WHAT IS CHICORY?
Chicory is a woody plant of the dandelion family. The most common uses are salad leaves, livestock forage and a coffee substitute.
WAIT WHAT? COFFEE?
When an economic crisis strikes and coffee becomes expensive, chicory root can be roasted, ground and added to or even replace coffee. (Mixed with acorns and grain for example during WWII) Desperate times call for desperate measures. (Similar to when you are banting and have to make bread from seeds. It aint the real thing but it soothes the craving…well.. sort of)
THE COFFEE CRISIS
WWII was not the last time the weed like plant was (semi) enjoyed. The people of East Germany were in love with coffee and thus it was one of the most important imports.
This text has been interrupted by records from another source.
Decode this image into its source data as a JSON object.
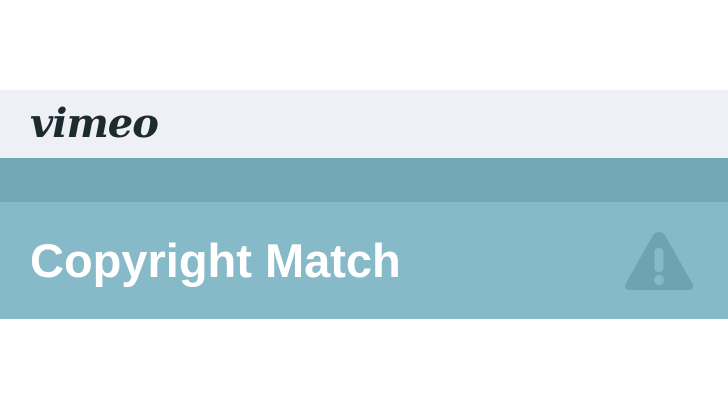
{
  "header": {
    "logo_text": "vimeo"
  },
  "banner": {
    "title": "Copyright Match",
    "icon": "warning-icon",
    "colors": {
      "header_bg": "#eff0f5",
      "stripe": "#73a7b6",
      "banner_bg": "#87bac9",
      "icon": "#6ea3b2"
    }
  }
}
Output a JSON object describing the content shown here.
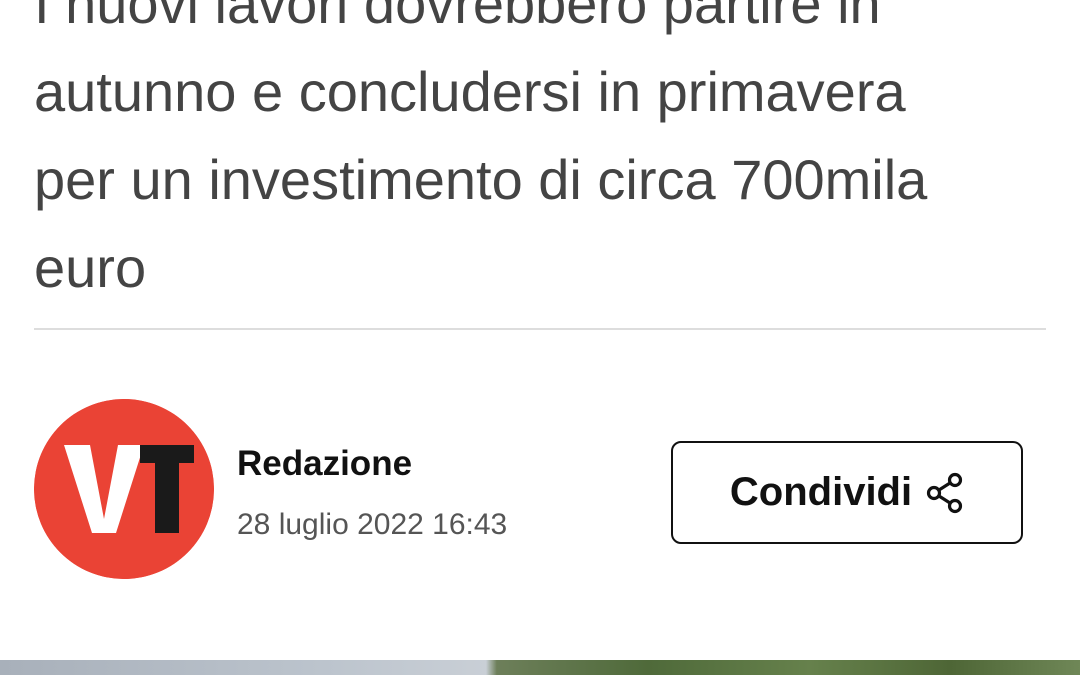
{
  "article": {
    "subtitle_lines": [
      "I nuovi lavori dovrebbero partire in",
      "autunno e concludersi in primavera",
      "per un investimento di circa 700mila",
      "euro"
    ]
  },
  "author": {
    "avatar_text": "VT",
    "avatar_color": "#ea4335",
    "name": "Redazione",
    "date": "28 luglio 2022 16:43"
  },
  "share": {
    "label": "Condividi",
    "icon": "share-icon"
  }
}
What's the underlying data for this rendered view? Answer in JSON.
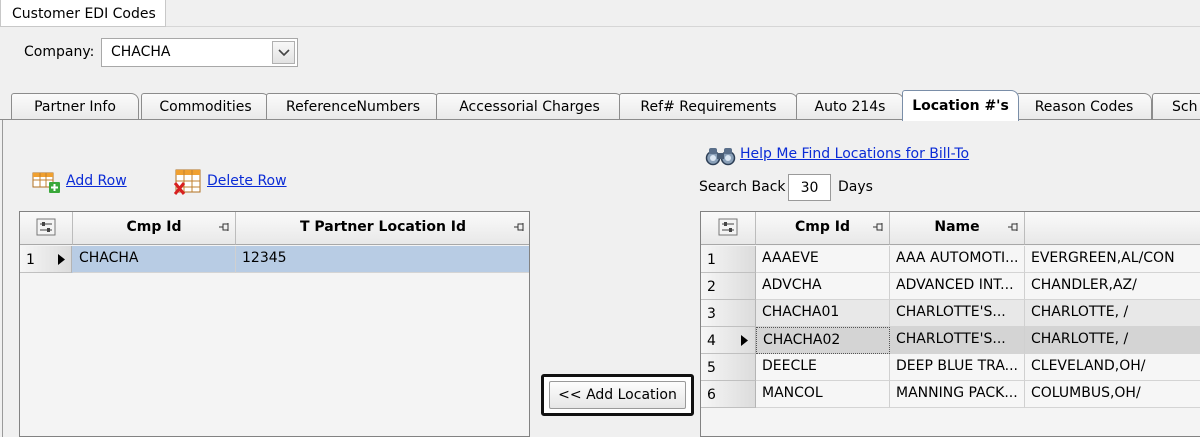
{
  "document_tab": "Customer EDI Codes",
  "company": {
    "label": "Company:",
    "value": "CHACHA"
  },
  "tabs": [
    {
      "label": "Partner Info"
    },
    {
      "label": "Commodities"
    },
    {
      "label": "ReferenceNumbers"
    },
    {
      "label": "Accessorial Charges"
    },
    {
      "label": "Ref# Requirements"
    },
    {
      "label": "Auto 214s"
    },
    {
      "label": "Location #'s",
      "active": true
    },
    {
      "label": "Reason Codes"
    },
    {
      "label": "Sch"
    }
  ],
  "left_toolbar": {
    "add_row": "Add Row",
    "delete_row": "Delete Row"
  },
  "left_grid": {
    "headers": [
      "Cmp Id",
      "T Partner Location Id"
    ],
    "rows": [
      {
        "num": "1",
        "cmp_id": "CHACHA",
        "location_id": "12345"
      }
    ]
  },
  "add_location_button": "<< Add Location",
  "right_toolbar": {
    "help_link": "Help Me Find Locations for Bill-To",
    "search_back_label": "Search Back",
    "search_back_value": "30",
    "days_label": "Days"
  },
  "right_grid": {
    "headers": [
      "Cmp Id",
      "Name",
      ""
    ],
    "rows": [
      {
        "num": "1",
        "cmp_id": "AAAEVE",
        "name": "AAA AUTOMOTI...",
        "city": "EVERGREEN,AL/CON"
      },
      {
        "num": "2",
        "cmp_id": "ADVCHA",
        "name": "ADVANCED INT...",
        "city": "CHANDLER,AZ/"
      },
      {
        "num": "3",
        "cmp_id": "CHACHA01",
        "name": "CHARLOTTE'S...",
        "city": "CHARLOTTE, /"
      },
      {
        "num": "4",
        "cmp_id": "CHACHA02",
        "name": "CHARLOTTE'S...",
        "city": "CHARLOTTE, /"
      },
      {
        "num": "5",
        "cmp_id": "DEECLE",
        "name": "DEEP BLUE TRA...",
        "city": "CLEVELAND,OH/"
      },
      {
        "num": "6",
        "cmp_id": "MANCOL",
        "name": "MANNING PACK...",
        "city": "COLUMBUS,OH/"
      }
    ]
  },
  "colors": {
    "link": "#0a2bd6",
    "selected_row": "#b8cce4",
    "current_row": "#d4d4d4"
  }
}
In comparison with earlier years, 76 and 77 had a huge rise in coffee prices, which they paid… but this sort of lead to financial problems. The Soviet Political Bureau had to start limiting coffee and introduced Mischkaffee (mixed coffee), a combination of coffee, chicory and other this-should-rather-be-on-a-plate-than-in-my-cup ingredients. So foul tasting was it that the whole experience was called ‘The East German Coffee Crisis’. Eventually coffee prices fell and agreements were made with the 90’s up and coming coffee supplier: Vietnam
TO BREW OR NOT TO BREW?
Though there seem to be pros and cons for ingesting chicory (like with any other food product) we are not currently at war and can afford the real thing… coffee. For now, this coffee lover’s chicory will be taken in leaf form with tomatoes olives and feta.